Data extracts:
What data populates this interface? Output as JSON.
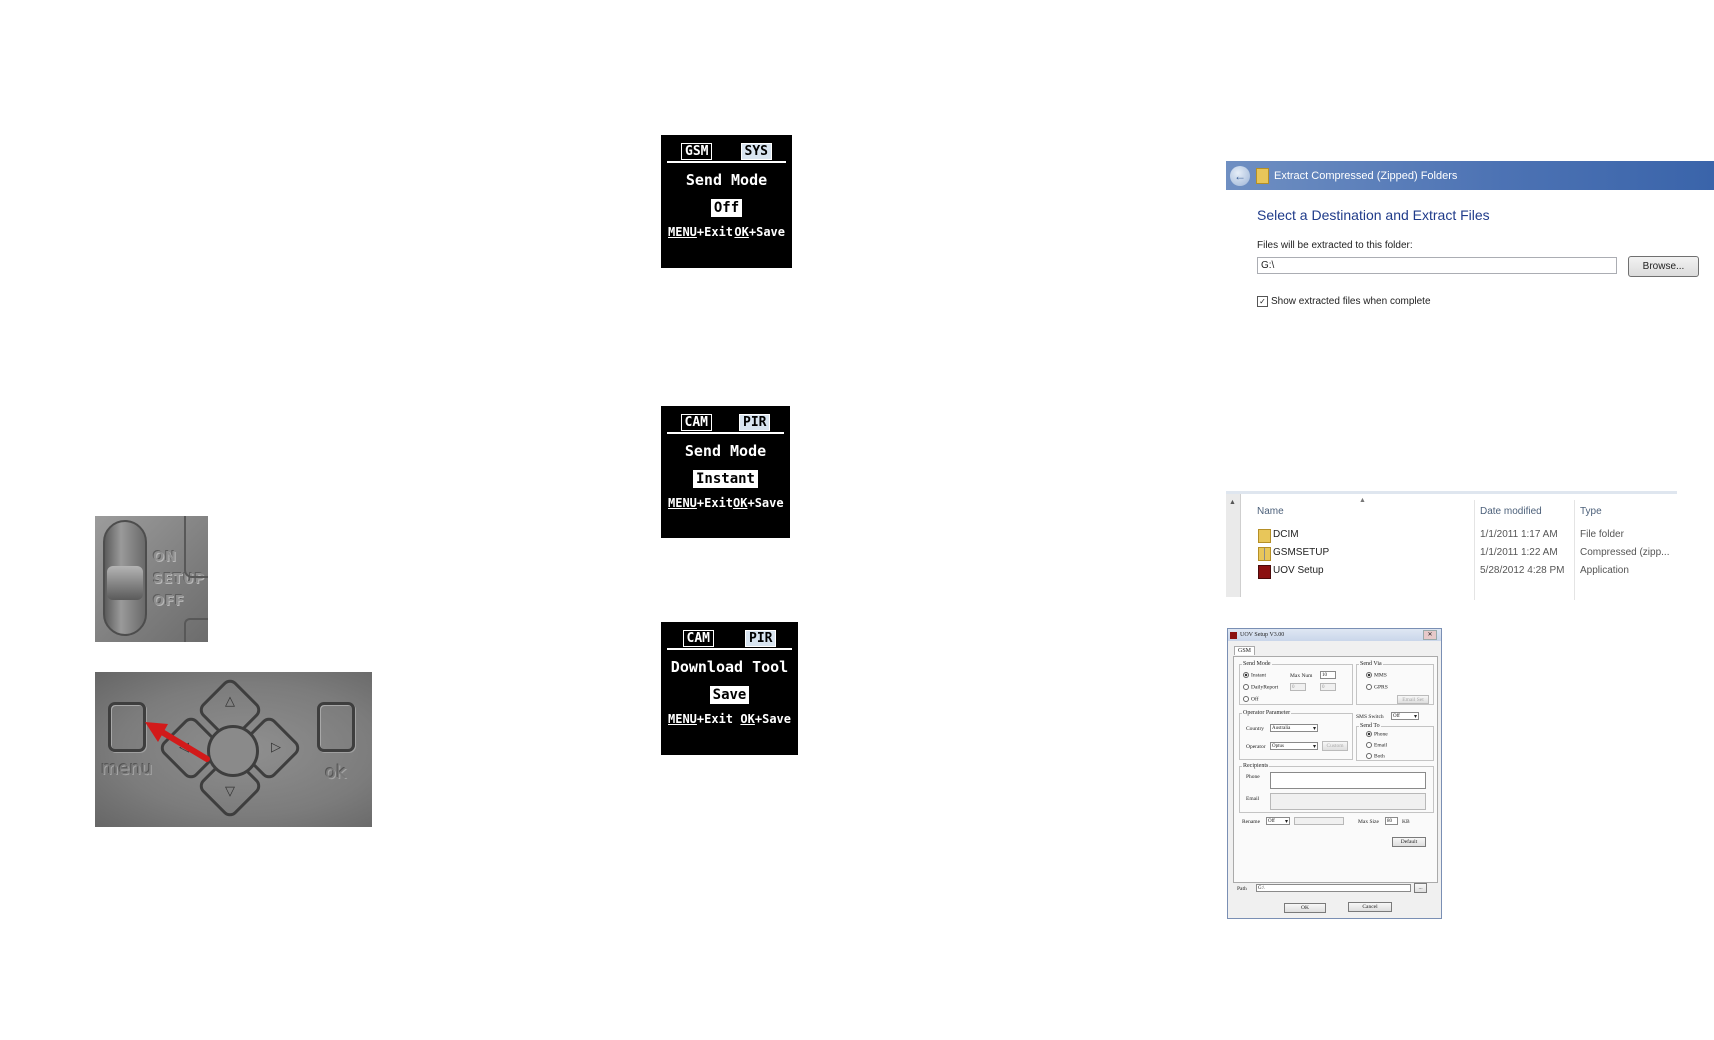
{
  "photos": {
    "switch": {
      "labels": [
        "ON",
        "SETUP",
        "OFF"
      ]
    },
    "keypad": {
      "menu_label": "menu",
      "ok_label": "ok",
      "up": "△",
      "down": "▽",
      "right": "▷",
      "left": "◁"
    }
  },
  "lcd_screens": [
    {
      "tabs": [
        "GSM",
        "SYS"
      ],
      "active_tab": 1,
      "title": "Send Mode",
      "value": "Off",
      "left_key": "MENU",
      "left_action": "+Exit",
      "right_key": "OK",
      "right_action": "+Save"
    },
    {
      "tabs": [
        "CAM",
        "PIR"
      ],
      "active_tab": 1,
      "title": "Send Mode",
      "value": "Instant",
      "left_key": "MENU",
      "left_action": "+Exit",
      "right_key": "OK",
      "right_action": "+Save"
    },
    {
      "tabs": [
        "CAM",
        "PIR"
      ],
      "active_tab": 1,
      "title": "Download Tool",
      "value": "Save",
      "left_key": "MENU",
      "left_action": "+Exit",
      "right_key": "OK",
      "right_action": "+Save"
    }
  ],
  "extract_dialog": {
    "title": "Extract Compressed (Zipped) Folders",
    "heading": "Select a Destination and Extract Files",
    "files_label": "Files will be extracted to this folder:",
    "path_value": "G:\\",
    "browse_label": "Browse...",
    "show_files_label": "Show extracted files when complete",
    "show_files_checked": true
  },
  "file_list": {
    "columns": [
      "Name",
      "Date modified",
      "Type"
    ],
    "rows": [
      {
        "name": "DCIM",
        "date": "1/1/2011 1:17 AM",
        "type": "File folder",
        "icon": "folder-icon"
      },
      {
        "name": "GSMSETUP",
        "date": "1/1/2011 1:22 AM",
        "type": "Compressed (zipp...",
        "icon": "zip-folder-icon"
      },
      {
        "name": "UOV Setup",
        "date": "5/28/2012 4:28 PM",
        "type": "Application",
        "icon": "app-icon"
      }
    ]
  },
  "uov_dialog": {
    "title": "UOV Setup V3.00",
    "close": "✕",
    "tab": "GSM",
    "send_mode": {
      "legend": "Send Mode",
      "options": [
        "Instant",
        "DailyReport",
        "Off"
      ],
      "selected": 0,
      "max_num_label": "Max Num",
      "max_num_value": "10",
      "daily_a": "0",
      "daily_b": "0"
    },
    "send_via": {
      "legend": "Send Via",
      "options": [
        "MMS",
        "GPRS"
      ],
      "selected": 0,
      "email_set": "Email Set"
    },
    "operator": {
      "legend": "Operator Parameter",
      "country_label": "Country",
      "country_value": "Australia",
      "operator_label": "Operator",
      "operator_value": "Optus",
      "custom_label": "Custom"
    },
    "sms_switch": {
      "label": "SMS Switch",
      "value": "Off"
    },
    "send_to": {
      "legend": "Send To",
      "options": [
        "Phone",
        "Email",
        "Both"
      ],
      "selected": 0
    },
    "recipients": {
      "legend": "Recipients",
      "phone_label": "Phone",
      "email_label": "Email"
    },
    "rename_label": "Rename",
    "rename_value": "Off",
    "max_size_label": "Max Size",
    "max_size_value": "80",
    "max_size_unit": "KB",
    "default_label": "Default",
    "path_label": "Path",
    "path_value": "G:\\",
    "path_browse": "...",
    "ok_label": "OK",
    "cancel_label": "Cancel"
  }
}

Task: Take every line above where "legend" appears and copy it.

Written reply:
      "legend": "Send Mode",
      "legend": "Send Via",
      "legend": "Operator Parameter",
      "legend": "Send To",
      "legend": "Recipients",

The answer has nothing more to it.